Below are some lines of data. Return all of them as they are.

Records supplied Block Start

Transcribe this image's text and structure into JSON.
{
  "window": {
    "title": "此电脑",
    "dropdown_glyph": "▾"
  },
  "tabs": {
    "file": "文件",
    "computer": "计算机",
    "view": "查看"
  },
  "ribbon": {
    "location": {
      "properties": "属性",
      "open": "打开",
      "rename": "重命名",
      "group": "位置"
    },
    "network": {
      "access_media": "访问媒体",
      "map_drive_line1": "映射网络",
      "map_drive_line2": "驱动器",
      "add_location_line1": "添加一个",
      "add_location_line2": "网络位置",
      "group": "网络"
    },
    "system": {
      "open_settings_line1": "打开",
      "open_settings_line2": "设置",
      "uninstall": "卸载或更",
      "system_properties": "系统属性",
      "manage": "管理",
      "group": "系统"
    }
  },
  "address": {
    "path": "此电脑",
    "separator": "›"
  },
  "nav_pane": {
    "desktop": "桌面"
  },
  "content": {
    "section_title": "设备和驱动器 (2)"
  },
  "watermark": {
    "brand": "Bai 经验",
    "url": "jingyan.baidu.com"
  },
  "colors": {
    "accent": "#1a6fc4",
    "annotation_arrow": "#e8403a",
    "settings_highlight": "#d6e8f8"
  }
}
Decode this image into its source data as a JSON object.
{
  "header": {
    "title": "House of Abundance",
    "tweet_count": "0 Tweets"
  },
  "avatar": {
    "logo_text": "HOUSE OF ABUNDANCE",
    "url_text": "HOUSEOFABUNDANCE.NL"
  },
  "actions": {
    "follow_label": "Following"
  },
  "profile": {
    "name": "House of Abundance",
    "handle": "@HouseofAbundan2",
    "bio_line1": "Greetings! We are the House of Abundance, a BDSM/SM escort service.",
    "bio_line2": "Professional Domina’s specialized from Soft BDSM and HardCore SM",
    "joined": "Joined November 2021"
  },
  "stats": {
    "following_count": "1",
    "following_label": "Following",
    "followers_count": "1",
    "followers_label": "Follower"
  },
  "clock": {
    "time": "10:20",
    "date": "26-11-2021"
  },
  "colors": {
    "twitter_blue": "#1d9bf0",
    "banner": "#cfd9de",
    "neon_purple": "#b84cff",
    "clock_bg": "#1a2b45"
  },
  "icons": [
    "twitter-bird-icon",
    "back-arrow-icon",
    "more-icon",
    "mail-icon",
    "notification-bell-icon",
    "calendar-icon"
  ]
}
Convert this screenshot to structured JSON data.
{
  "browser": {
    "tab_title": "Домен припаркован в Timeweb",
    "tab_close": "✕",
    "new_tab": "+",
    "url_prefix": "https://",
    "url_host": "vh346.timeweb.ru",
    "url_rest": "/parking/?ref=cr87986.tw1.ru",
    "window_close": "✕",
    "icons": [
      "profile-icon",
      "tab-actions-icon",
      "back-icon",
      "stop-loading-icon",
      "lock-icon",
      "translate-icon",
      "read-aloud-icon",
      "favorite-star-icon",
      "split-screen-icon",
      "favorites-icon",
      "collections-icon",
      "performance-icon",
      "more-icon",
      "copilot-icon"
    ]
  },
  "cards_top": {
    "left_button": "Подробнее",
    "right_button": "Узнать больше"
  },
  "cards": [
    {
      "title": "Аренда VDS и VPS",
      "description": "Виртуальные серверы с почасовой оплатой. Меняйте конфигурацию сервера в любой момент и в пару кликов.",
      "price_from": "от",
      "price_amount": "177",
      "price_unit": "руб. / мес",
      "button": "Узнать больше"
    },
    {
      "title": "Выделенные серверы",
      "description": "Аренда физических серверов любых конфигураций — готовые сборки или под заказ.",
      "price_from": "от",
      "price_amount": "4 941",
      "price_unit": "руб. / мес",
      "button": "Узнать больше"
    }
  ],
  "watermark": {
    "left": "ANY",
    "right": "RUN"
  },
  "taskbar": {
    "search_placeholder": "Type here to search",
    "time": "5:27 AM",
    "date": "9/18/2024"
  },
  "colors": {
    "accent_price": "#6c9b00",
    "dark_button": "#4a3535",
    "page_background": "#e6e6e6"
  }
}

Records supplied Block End

Response below:
Transcribe this image's text and structure into JSON.
{
  "window": {
    "title": "此电脑",
    "dropdown_glyph": "▾"
  },
  "tabs": {
    "file": "文件",
    "computer": "计算机",
    "view": "查看"
  },
  "ribbon": {
    "location": {
      "properties": "属性",
      "open": "打开",
      "rename": "重命名",
      "group": "位置"
    },
    "network": {
      "access_media": "访问媒体",
      "map_drive_line1": "映射网络",
      "map_drive_line2": "驱动器",
      "add_location_line1": "添加一个",
      "add_location_line2": "网络位置",
      "group": "网络"
    },
    "system": {
      "open_settings_line1": "打开",
      "open_settings_line2": "设置",
      "uninstall": "卸载或更",
      "system_properties": "系统属性",
      "manage": "管理",
      "group": "系统"
    }
  },
  "address": {
    "path": "此电脑",
    "separator": "›"
  },
  "nav_pane": {
    "desktop": "桌面"
  },
  "content": {
    "section_title": "设备和驱动器 (2)"
  },
  "watermark": {
    "brand": "Bai 经验",
    "url": "jingyan.baidu.com"
  },
  "colors": {
    "accent": "#1a6fc4",
    "annotation_arrow": "#e8403a",
    "settings_highlight": "#d6e8f8"
  }
}
Decode this image into its source data as a JSON object.
{
  "header": {
    "title": "House of Abundance",
    "tweet_count": "0 Tweets"
  },
  "avatar": {
    "logo_text": "HOUSE OF ABUNDANCE",
    "url_text": "HOUSEOFABUNDANCE.NL"
  },
  "actions": {
    "follow_label": "Following"
  },
  "profile": {
    "name": "House of Abundance",
    "handle": "@HouseofAbundan2",
    "bio_line1": "Greetings! We are the House of Abundance, a BDSM/SM escort service.",
    "bio_line2": "Professional Domina’s specialized from Soft BDSM and HardCore SM",
    "joined": "Joined November 2021"
  },
  "stats": {
    "following_count": "1",
    "following_label": "Following",
    "followers_count": "1",
    "followers_label": "Follower"
  },
  "clock": {
    "time": "10:20",
    "date": "26-11-2021"
  },
  "colors": {
    "twitter_blue": "#1d9bf0",
    "banner": "#cfd9de",
    "neon_purple": "#b84cff",
    "clock_bg": "#1a2b45"
  },
  "icons": [
    "twitter-bird-icon",
    "back-arrow-icon",
    "more-icon",
    "mail-icon",
    "notification-bell-icon",
    "calendar-icon"
  ]
}
Convert this screenshot to structured JSON data.
{
  "browser": {
    "tab_title": "Домен припаркован в Timeweb",
    "tab_close": "✕",
    "new_tab": "+",
    "url_prefix": "https://",
    "url_host": "vh346.timeweb.ru",
    "url_rest": "/parking/?ref=cr87986.tw1.ru",
    "window_close": "✕",
    "icons": [
      "profile-icon",
      "tab-actions-icon",
      "back-icon",
      "stop-loading-icon",
      "lock-icon",
      "translate-icon",
      "read-aloud-icon",
      "favorite-star-icon",
      "split-screen-icon",
      "favorites-icon",
      "collections-icon",
      "performance-icon",
      "more-icon",
      "copilot-icon"
    ]
  },
  "cards_top": {
    "left_button": "Подробнее",
    "right_button": "Узнать больше"
  },
  "cards": [
    {
      "title": "Аренда VDS и VPS",
      "description": "Виртуальные серверы с почасовой оплатой. Меняйте конфигурацию сервера в любой момент и в пару кликов.",
      "price_from": "от",
      "price_amount": "177",
      "price_unit": "руб. / мес",
      "button": "Узнать больше"
    },
    {
      "title": "Выделенные серверы",
      "description": "Аренда физических серверов любых конфигураций — готовые сборки или под заказ.",
      "price_from": "от",
      "price_amount": "4 941",
      "price_unit": "руб. / мес",
      "button": "Узнать больше"
    }
  ],
  "watermark": {
    "left": "ANY",
    "right": "RUN"
  },
  "taskbar": {
    "search_placeholder": "Type here to search",
    "time": "5:27 AM",
    "date": "9/18/2024"
  },
  "colors": {
    "accent_price": "#6c9b00",
    "dark_button": "#4a3535",
    "page_background": "#e6e6e6"
  }
}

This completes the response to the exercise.